PwC is well known for embracing and celebrating different viewpoints and is a leading champion for diversity. We have found that diverse perspectives improve problem solving, cultural dexterity, strategic thinking, and ultimately (because we produce a stronger product) our bottom line.

While much of our focus on diversity centers on gender, race, culture and sexual orientation, we have also become increasingly attuned to the importance of diversity of experience. As our high-wire activities demonstrate, we value experiential learning for team building, but we are also interested in previous experiences our talent can use for the benefit of our firm.

This perspective is gaining wider acceptance. For example, Harvard political scientist Joseph Nye lauds the abilities of people he calls “tri-sector athletes,” who have public, private and non-profit-sector experience. His point, with which I agree, is that a wide range of experiences – even if they don’t fit neatly into those three categories — enables individuals to contribute new perspectives and deeper understanding to an organization.

At PwC, one need only look to the top to see the importance of diversity of experience.

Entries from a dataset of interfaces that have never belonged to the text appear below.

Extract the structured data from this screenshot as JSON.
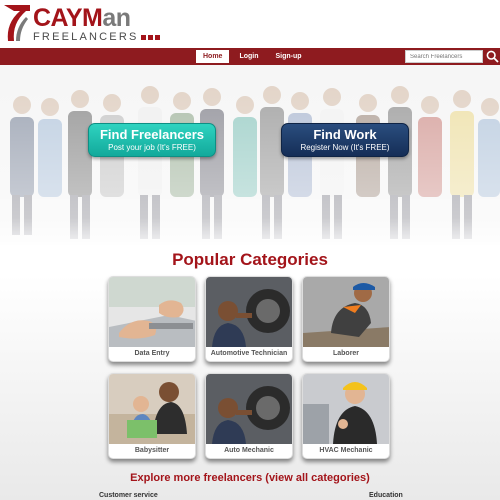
{
  "brand": {
    "name_part1": "CAYM",
    "name_part2": "an",
    "tagline": "FREELANCERS",
    "color": "#a3141a"
  },
  "nav": {
    "items": [
      {
        "label": "Home",
        "active": true
      },
      {
        "label": "Login",
        "active": false
      },
      {
        "label": "Sign-up",
        "active": false
      }
    ],
    "search_placeholder": "Search Freelancers",
    "bar_color": "#8e1b1f"
  },
  "hero": {
    "find_freelancers": {
      "title": "Find Freelancers",
      "subtitle": "Post your job (It's FREE)",
      "color": "#1bb8a8"
    },
    "find_work": {
      "title": "Find Work",
      "subtitle": "Register Now (It's FREE)",
      "color": "#1d3a66"
    }
  },
  "categories": {
    "title": "Popular Categories",
    "items": [
      {
        "label": "Data Entry"
      },
      {
        "label": "Automotive Technician"
      },
      {
        "label": "Laborer"
      },
      {
        "label": "Babysitter"
      },
      {
        "label": "Auto Mechanic"
      },
      {
        "label": "HVAC Mechanic"
      }
    ]
  },
  "explore": {
    "text": "Explore more freelancers (view all categories)"
  },
  "footer": {
    "left_heading": "Customer service",
    "right_heading": "Education"
  }
}
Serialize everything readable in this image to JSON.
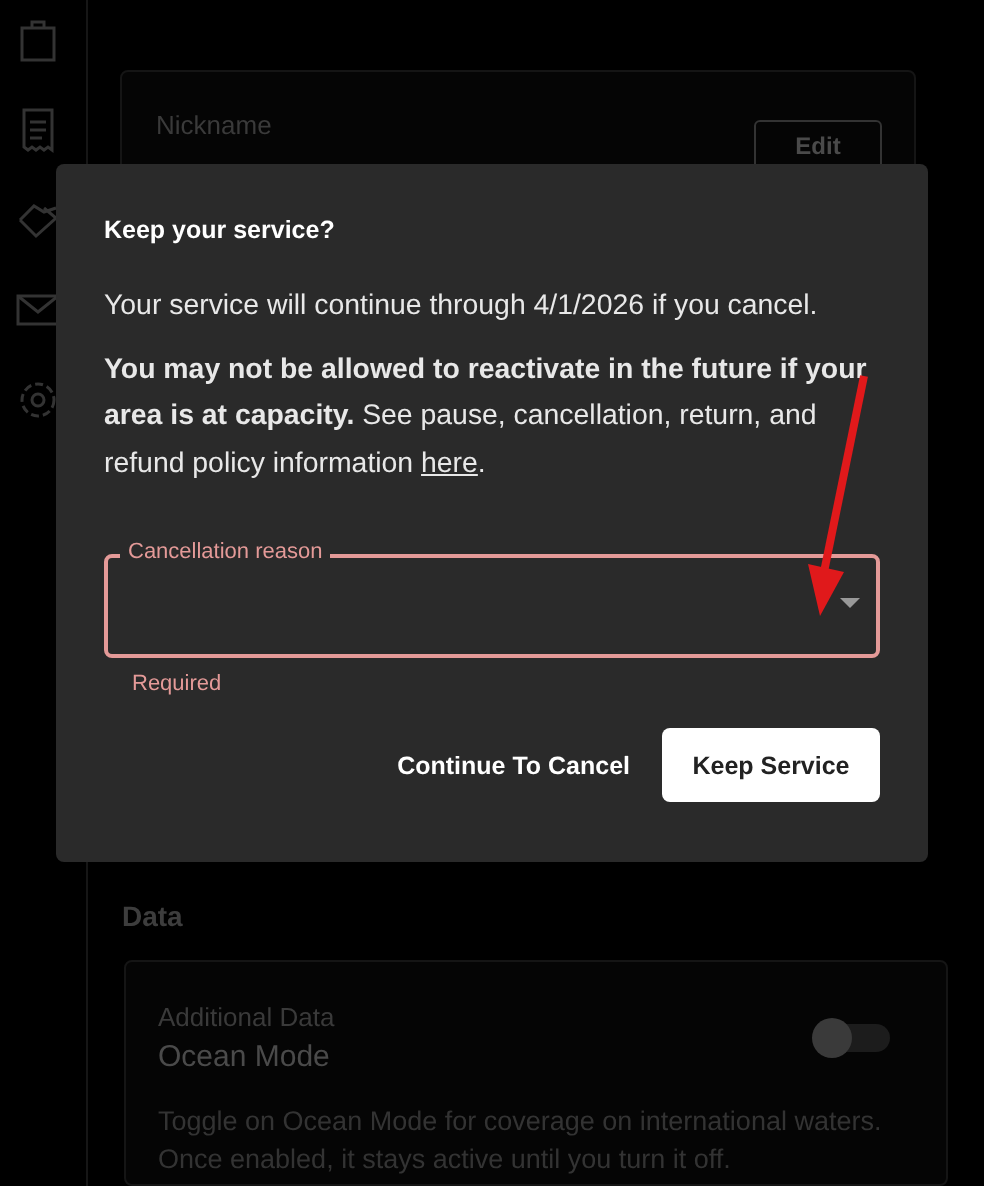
{
  "nickname_card": {
    "label": "Nickname",
    "edit_button": "Edit"
  },
  "data_section": {
    "heading": "Data",
    "card": {
      "label": "Additional Data",
      "title": "Ocean Mode",
      "on": false,
      "description": "Toggle on Ocean Mode for coverage on international waters. Once enabled, it stays active until you turn it off."
    }
  },
  "dialog": {
    "title": "Keep your service?",
    "message": "Your service will continue through 4/1/2026 if you cancel.",
    "notice": "**You may not be allowed to reactivate in the future if your area is at capacity.** See pause, cancellation, return, and refund policy information ",
    "notice_link": "here",
    "notice_end": ".",
    "field": {
      "label": "Cancellation reason",
      "invalid": true,
      "helper": "Required"
    },
    "buttons": [
      {
        "label": "Continue To Cancel",
        "kind": "text"
      },
      {
        "label": "Keep Service",
        "kind": "filled"
      }
    ]
  }
}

Our U.S. Chairman and Senior Partner, Bob Moritz, credits the years he spent in Japan with teaching him crucial lessons about diversity and cultural dexterity, and he attributes invaluable leadership and people skills to his tour in Human Resources.

To facilitate similar crossover opportunities, I created a public policy fellowship program to bring managers and senior associates from business units to our department for 6-18 month rotations. One of our last fellows, now a partner, helped educate my non-auditor team of policy experts about audit intricacies and how regulations and accounting standards play out on the ground. In turn, he learned about public policy strategy and legislative and regulatory processes. Both the fellow and my team benefitted from learning how different parts of our organization contribute to our bottom line and our business model.

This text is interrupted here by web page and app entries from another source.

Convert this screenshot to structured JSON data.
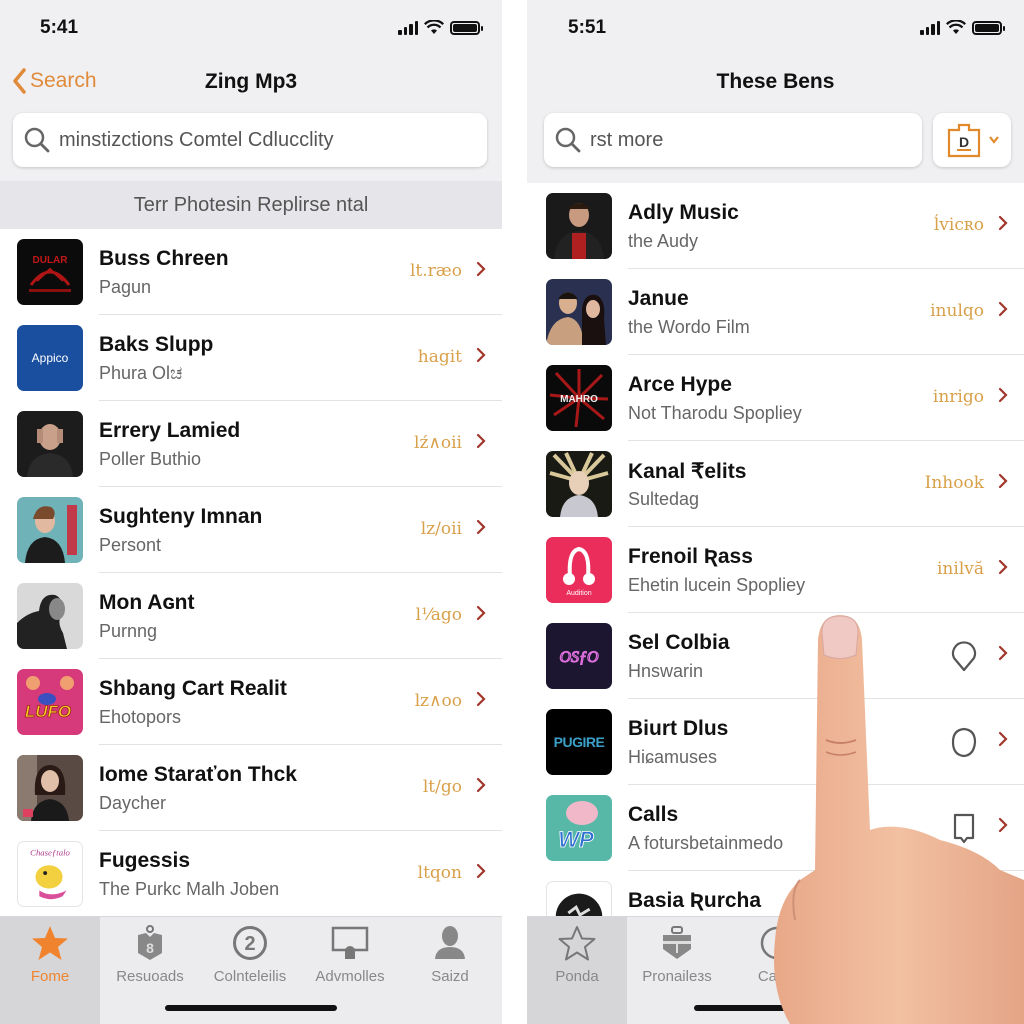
{
  "left": {
    "status": {
      "time": "5:41"
    },
    "nav": {
      "back_label": "Search",
      "title": "Zing Mp3"
    },
    "search": {
      "value": "minstizctions Comtel Cdlucclity",
      "placeholder": ""
    },
    "section_header": "Terr Photesin Replirse ntal",
    "items": [
      {
        "title": "Buss Chreen",
        "subtitle": "Pagun",
        "meta": "lt.ræo",
        "thumb_label": "DULAR"
      },
      {
        "title": "Baks Slupp",
        "subtitle": "Phura Olಚ",
        "meta": "hagit",
        "thumb_label": "Appico"
      },
      {
        "title": "Errery Lamied",
        "subtitle": "Poller Buthio",
        "meta": "lź∧oii",
        "thumb_label": ""
      },
      {
        "title": "Sughteny Imnan",
        "subtitle": "Persont",
        "meta": "lz∕oii",
        "thumb_label": ""
      },
      {
        "title": "Mon Aɢnt",
        "subtitle": "Purnng",
        "meta": "l⅟ago",
        "thumb_label": ""
      },
      {
        "title": "Shbang Cart Realit",
        "subtitle": "Ehotopors",
        "meta": "lz∧oo",
        "thumb_label": "LUFO"
      },
      {
        "title": "Iome Staraťon Thck",
        "subtitle": "Daycher",
        "meta": "lt∕go",
        "thumb_label": ""
      },
      {
        "title": "Fugessis",
        "subtitle": "The Purkc Malh Joben",
        "meta": "ltqon",
        "thumb_label": ""
      }
    ],
    "tabs": [
      {
        "label": "Fome",
        "icon": "star-filled-icon",
        "active": true
      },
      {
        "label": "Resuoads",
        "icon": "tag-icon",
        "active": false
      },
      {
        "label": "Colnteleilis",
        "icon": "number-circle-icon",
        "active": false
      },
      {
        "label": "Advmolles",
        "icon": "screen-share-icon",
        "active": false
      },
      {
        "label": "Saizd",
        "icon": "person-icon",
        "active": false
      }
    ]
  },
  "right": {
    "status": {
      "time": "5:51"
    },
    "nav": {
      "title": "These Bens"
    },
    "search": {
      "value": "rst more",
      "placeholder": ""
    },
    "filter_button": {
      "letter": "D",
      "icon": "calendar-dropdown-icon"
    },
    "items": [
      {
        "title": "Adly Music",
        "subtitle": "the Audy",
        "meta": "ĺvicʀo",
        "trailing": "text"
      },
      {
        "title": "Janue",
        "subtitle": "the Wordo Film",
        "meta": "inulqo",
        "trailing": "text"
      },
      {
        "title": "Arce Hype",
        "subtitle": "Not Tharodu Spopliey",
        "meta": "inrigo",
        "trailing": "text",
        "thumb_label": "MAHRO"
      },
      {
        "title": "Kanal ₹elits",
        "subtitle": "Sultedag",
        "meta": "Inhook",
        "trailing": "text"
      },
      {
        "title": "Frenoil Ʀass",
        "subtitle": "Ehetin lucein Spopliey",
        "meta": "inilvă",
        "trailing": "text",
        "thumb_label": "Audition"
      },
      {
        "title": "Sel Colbia",
        "subtitle": "Hnswarin",
        "trailing": "pin-icon",
        "thumb_label": "OSƒO"
      },
      {
        "title": "Biurt Dlus",
        "subtitle": "Hiɕamuses",
        "trailing": "circle-icon",
        "thumb_label": "PUGIRE"
      },
      {
        "title": "Calls",
        "subtitle": "A fotursbetainmedo",
        "trailing": "bookmark-icon",
        "thumb_label": "WP"
      },
      {
        "title": "Basia Ʀurcha",
        "subtitle": "",
        "trailing": "none"
      }
    ],
    "tabs": [
      {
        "label": "Ponda",
        "icon": "star-outline-icon",
        "active": true
      },
      {
        "label": "Pronaileзs",
        "icon": "briefcase-icon",
        "active": false
      },
      {
        "label": "Caldv",
        "icon": "circle-icon",
        "active": false
      }
    ]
  },
  "colors": {
    "accent_orange": "#f0842e",
    "meta_gold": "#d9a04a",
    "chevron_red": "#a0362c",
    "background_gray": "#f0f0f2"
  }
}
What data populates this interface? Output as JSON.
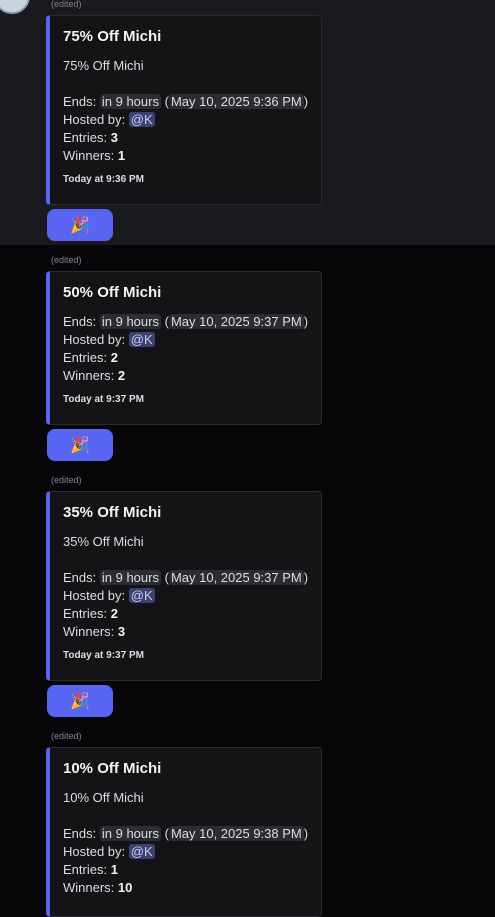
{
  "messages": [
    {
      "edited": "(edited)",
      "title": "75% Off Michi",
      "description": "75% Off Michi",
      "ends_label": "Ends:",
      "ends_relative": "in 9 hours",
      "ends_absolute": "May 10, 2025 9:36 PM",
      "hosted_label": "Hosted by:",
      "host": "@K",
      "entries_label": "Entries:",
      "entries": "3",
      "winners_label": "Winners:",
      "winners": "1",
      "footer": "Today at 9:36 PM",
      "reaction": "🎉"
    },
    {
      "edited": "(edited)",
      "title": "50% Off Michi",
      "description": "",
      "ends_label": "Ends:",
      "ends_relative": "in 9 hours",
      "ends_absolute": "May 10, 2025 9:37 PM",
      "hosted_label": "Hosted by:",
      "host": "@K",
      "entries_label": "Entries:",
      "entries": "2",
      "winners_label": "Winners:",
      "winners": "2",
      "footer": "Today at 9:37 PM",
      "reaction": "🎉"
    },
    {
      "edited": "(edited)",
      "title": "35% Off Michi",
      "description": "35% Off Michi",
      "ends_label": "Ends:",
      "ends_relative": "in 9 hours",
      "ends_absolute": "May 10, 2025 9:37 PM",
      "hosted_label": "Hosted by:",
      "host": "@K",
      "entries_label": "Entries:",
      "entries": "2",
      "winners_label": "Winners:",
      "winners": "3",
      "footer": "Today at 9:37 PM",
      "reaction": "🎉"
    },
    {
      "edited": "(edited)",
      "title": "10% Off Michi",
      "description": "10% Off Michi",
      "ends_label": "Ends:",
      "ends_relative": "in 9 hours",
      "ends_absolute": "May 10, 2025 9:38 PM",
      "hosted_label": "Hosted by:",
      "host": "@K",
      "entries_label": "Entries:",
      "entries": "1",
      "winners_label": "Winners:",
      "winners": "10"
    }
  ],
  "colors": {
    "accent": "#5865f2",
    "embed_bg": "#141417",
    "page_bg": "#070709"
  }
}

Diversity of experience is especially valuable in senior public policy positions like mine, where strong strategic skills and an ability to manage competing agendas and perspectives (including political ones) are important. Approaching policy from different vantage points also creates strong, deep networks, another key component in a successful public policy career. The mentors, coaches and colleagues I have met through my different government positions have amplified my own diverse experiences by helping me to see the world through different lenses, while providing valuable advice and counsel.

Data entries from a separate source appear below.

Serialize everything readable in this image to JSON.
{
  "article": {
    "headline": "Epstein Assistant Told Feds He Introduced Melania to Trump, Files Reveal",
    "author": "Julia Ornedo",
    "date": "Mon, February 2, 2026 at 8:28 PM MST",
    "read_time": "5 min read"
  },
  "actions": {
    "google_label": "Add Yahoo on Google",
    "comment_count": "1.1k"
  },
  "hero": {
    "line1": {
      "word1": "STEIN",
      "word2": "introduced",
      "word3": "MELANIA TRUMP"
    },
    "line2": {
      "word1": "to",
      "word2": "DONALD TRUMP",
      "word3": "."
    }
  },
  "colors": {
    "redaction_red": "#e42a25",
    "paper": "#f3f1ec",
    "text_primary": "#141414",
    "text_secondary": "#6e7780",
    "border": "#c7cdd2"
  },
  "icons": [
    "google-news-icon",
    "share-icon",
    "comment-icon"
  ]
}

The combination of skills and experience I gained while working on Capitol Hill, at the U.S. Treasury Department, and with the U.S. Securities and Exchange Commission are, in fact, some of the reasons I have my current job. When I was hired, the firm — and the accounting profession — were facing a new world of regulation. There was no accounting industry precedent for issues like how proactively firms should work with regulators and how to combine new regulatory requirements with existing legislative agendas. My experiences gave me important insights and skills to help the firm develop a new public policy strategy.

Americans typically change careers multiple times, and today’s Millennials will do so even more than previous generations. When friends and mentees ask me for career advice, I often encourage them to diversify: to seek opportunities that will deepen and vary their perspective on an issue or sector; to consider organizations that appreciate varied experiences; and when interviewed by a prospective employer, to explain how their combined experiences will add value.

Whether you are just starting your career, evaluating talent as a business leader, or considering your next professional move prioritize diverse experiences. From the ground floor to the high wire, diversity of experience can make you more marketable and can add significant value to your organization. #